• _Task description_: Each line of the data below containing "Operating" needs to be listed.

------ Records provided

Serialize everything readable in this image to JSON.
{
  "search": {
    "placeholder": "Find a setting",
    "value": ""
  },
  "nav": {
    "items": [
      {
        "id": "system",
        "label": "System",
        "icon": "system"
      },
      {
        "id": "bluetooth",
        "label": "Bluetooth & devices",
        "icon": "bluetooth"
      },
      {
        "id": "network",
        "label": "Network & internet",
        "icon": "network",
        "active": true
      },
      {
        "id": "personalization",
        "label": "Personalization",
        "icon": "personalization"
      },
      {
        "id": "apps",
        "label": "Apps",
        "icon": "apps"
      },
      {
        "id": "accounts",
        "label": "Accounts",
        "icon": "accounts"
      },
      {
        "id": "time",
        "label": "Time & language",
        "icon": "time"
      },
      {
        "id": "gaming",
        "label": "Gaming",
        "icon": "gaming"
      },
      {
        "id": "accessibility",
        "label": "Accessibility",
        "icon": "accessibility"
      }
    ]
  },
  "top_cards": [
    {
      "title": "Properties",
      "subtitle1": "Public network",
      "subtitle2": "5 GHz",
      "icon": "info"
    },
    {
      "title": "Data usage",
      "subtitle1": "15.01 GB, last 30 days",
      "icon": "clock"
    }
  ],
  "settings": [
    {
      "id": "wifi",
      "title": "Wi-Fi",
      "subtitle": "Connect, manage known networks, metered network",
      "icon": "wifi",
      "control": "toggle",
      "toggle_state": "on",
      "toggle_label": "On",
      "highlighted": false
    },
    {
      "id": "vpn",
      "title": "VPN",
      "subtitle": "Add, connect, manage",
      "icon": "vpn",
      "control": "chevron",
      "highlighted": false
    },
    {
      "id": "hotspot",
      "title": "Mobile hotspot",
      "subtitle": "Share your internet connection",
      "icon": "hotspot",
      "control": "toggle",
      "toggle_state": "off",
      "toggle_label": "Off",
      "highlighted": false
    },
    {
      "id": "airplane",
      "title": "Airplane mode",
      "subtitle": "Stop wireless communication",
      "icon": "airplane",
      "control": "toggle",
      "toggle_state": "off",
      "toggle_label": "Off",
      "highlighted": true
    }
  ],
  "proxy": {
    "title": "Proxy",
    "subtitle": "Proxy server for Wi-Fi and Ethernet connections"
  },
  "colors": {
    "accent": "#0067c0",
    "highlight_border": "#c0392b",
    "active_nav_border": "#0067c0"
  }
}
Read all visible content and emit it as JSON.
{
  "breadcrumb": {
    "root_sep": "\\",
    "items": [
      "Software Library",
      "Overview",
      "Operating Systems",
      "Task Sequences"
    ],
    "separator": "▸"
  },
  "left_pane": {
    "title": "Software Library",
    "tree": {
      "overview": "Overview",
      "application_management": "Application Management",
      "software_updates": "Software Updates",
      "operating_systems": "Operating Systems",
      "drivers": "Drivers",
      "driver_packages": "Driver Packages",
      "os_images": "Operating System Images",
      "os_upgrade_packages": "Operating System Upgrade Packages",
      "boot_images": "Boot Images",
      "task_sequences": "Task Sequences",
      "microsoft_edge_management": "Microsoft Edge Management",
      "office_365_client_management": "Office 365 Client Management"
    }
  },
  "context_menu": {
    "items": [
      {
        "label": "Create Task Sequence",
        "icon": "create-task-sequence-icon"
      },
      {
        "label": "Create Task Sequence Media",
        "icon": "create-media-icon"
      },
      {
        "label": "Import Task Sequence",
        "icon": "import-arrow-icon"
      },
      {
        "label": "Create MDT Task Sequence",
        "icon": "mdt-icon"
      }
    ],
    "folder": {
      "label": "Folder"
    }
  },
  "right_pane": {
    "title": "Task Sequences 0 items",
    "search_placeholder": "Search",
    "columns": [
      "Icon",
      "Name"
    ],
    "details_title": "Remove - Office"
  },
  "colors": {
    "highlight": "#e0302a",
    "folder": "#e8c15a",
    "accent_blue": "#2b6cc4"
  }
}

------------

• _Solved problem_:
      "Operating Systems",
      "operating_systems": "Operating Systems",
      "os_images": "Operating System Images",
      "os_upgrade_packages": "Operating System Upgrade Packages",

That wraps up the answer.